■ WHAT IS EXPECTED: Which lines of the data contain the string "this"? Copy every one of them.

■ SOURCE DATA:
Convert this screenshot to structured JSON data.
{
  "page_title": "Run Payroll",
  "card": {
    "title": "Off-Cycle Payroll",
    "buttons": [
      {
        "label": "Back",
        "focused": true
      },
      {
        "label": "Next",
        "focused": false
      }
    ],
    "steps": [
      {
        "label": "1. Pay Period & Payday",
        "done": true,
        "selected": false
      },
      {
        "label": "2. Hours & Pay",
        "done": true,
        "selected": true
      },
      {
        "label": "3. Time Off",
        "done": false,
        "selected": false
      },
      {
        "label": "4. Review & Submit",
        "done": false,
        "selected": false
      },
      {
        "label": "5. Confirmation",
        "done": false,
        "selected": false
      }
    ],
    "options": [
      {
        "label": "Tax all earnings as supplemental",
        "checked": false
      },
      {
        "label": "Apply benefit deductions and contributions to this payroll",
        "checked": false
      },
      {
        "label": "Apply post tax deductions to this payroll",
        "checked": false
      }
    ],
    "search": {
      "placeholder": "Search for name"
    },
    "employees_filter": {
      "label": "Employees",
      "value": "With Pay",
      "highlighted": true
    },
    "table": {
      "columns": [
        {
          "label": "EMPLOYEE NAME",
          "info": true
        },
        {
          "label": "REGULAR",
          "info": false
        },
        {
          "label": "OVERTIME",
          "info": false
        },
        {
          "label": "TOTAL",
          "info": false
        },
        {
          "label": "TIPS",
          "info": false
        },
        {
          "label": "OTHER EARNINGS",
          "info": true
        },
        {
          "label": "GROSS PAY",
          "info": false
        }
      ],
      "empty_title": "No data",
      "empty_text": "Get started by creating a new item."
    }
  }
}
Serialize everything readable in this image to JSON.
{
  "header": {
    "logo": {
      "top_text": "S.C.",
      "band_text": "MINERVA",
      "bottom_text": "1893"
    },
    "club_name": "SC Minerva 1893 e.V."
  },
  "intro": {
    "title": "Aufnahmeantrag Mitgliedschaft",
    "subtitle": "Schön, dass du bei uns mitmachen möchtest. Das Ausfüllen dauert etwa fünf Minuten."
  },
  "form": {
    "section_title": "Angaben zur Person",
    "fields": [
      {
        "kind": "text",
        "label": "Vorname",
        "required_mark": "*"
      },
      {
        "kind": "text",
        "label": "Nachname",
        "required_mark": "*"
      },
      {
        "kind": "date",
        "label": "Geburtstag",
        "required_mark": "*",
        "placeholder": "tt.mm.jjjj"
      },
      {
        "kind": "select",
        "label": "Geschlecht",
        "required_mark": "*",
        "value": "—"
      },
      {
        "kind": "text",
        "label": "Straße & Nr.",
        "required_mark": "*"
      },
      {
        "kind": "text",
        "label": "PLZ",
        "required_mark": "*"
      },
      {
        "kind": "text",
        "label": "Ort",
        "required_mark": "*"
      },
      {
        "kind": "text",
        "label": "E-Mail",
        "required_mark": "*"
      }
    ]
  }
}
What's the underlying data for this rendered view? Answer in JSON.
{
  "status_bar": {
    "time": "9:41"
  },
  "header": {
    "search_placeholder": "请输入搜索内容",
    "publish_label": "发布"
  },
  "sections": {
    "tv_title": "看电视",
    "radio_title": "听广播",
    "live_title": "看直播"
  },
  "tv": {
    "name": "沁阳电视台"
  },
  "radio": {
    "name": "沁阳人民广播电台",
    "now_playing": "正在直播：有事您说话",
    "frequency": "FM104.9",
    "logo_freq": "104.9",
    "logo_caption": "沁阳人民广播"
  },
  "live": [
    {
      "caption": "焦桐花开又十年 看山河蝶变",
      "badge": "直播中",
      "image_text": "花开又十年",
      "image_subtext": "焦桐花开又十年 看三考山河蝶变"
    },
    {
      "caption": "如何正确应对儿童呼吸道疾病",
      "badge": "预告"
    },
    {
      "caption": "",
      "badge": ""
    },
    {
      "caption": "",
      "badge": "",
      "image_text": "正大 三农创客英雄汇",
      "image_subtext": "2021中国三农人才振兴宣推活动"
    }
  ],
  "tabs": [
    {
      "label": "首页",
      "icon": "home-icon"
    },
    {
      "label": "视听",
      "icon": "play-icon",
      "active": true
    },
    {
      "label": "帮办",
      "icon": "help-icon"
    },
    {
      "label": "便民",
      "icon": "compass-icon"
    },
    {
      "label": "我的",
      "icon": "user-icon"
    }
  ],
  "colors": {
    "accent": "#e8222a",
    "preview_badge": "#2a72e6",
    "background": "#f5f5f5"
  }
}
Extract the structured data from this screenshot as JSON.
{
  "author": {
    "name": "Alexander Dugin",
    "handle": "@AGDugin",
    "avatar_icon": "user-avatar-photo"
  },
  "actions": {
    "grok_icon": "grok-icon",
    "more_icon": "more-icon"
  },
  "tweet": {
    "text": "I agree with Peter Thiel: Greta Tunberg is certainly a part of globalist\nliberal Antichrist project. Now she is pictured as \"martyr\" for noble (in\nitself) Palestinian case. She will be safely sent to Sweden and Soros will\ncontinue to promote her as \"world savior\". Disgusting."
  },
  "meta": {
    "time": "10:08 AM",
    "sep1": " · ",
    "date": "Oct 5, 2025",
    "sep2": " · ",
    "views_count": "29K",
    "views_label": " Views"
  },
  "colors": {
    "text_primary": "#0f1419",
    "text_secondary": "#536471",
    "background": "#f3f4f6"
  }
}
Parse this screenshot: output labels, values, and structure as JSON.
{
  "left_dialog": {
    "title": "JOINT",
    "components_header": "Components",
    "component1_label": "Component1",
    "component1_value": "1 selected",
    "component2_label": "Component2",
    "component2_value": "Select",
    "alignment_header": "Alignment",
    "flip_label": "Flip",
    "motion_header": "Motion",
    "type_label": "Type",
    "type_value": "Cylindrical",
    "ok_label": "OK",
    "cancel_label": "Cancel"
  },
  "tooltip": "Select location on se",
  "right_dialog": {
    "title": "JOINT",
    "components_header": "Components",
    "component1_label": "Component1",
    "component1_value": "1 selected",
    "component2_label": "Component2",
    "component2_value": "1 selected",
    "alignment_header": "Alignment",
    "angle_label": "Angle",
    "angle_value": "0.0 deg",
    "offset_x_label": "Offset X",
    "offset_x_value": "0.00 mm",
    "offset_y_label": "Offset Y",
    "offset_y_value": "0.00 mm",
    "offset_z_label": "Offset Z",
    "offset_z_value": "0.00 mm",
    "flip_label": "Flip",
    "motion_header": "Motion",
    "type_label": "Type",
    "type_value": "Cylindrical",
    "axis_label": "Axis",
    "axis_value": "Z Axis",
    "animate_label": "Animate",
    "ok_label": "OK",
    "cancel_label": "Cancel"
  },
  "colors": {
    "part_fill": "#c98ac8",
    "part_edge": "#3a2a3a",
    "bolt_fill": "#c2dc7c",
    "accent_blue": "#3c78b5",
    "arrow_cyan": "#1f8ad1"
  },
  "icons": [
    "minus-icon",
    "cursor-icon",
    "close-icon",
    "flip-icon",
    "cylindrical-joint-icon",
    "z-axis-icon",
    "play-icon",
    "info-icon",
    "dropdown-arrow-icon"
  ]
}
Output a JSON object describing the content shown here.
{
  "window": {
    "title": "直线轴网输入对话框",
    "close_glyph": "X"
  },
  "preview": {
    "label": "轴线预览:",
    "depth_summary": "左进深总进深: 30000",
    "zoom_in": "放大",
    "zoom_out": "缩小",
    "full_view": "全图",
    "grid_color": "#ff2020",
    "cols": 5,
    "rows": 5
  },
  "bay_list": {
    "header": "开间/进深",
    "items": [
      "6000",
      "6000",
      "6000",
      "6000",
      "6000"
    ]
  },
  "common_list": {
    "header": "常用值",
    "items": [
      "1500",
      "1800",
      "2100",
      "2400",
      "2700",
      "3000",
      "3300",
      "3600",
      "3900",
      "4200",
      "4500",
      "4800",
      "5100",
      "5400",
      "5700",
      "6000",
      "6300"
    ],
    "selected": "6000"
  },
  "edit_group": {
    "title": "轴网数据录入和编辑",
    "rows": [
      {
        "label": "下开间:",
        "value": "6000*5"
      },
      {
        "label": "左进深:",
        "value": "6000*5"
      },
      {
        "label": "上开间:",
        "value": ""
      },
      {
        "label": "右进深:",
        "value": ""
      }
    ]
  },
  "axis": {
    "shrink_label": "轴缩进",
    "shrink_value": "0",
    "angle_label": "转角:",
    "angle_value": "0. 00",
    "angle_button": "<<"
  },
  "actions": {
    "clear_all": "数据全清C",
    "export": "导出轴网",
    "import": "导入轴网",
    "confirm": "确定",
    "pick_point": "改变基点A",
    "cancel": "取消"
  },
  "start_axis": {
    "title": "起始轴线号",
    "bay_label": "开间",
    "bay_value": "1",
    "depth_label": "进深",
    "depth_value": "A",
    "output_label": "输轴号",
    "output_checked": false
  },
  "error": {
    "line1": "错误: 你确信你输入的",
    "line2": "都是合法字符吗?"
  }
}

■ EXERCISE SOLUTION:
Convert this screenshot to structured JSON data.
        "label": "Apply benefit deductions and contributions to this payroll",
        "label": "Apply post tax deductions to this payroll",
Serialize everything readable in this image to JSON.
What's the underlying data for this rendered view? Answer in JSON.
Extract the structured data from this screenshot as JSON.
Parse this screenshot: output labels, values, and structure as JSON.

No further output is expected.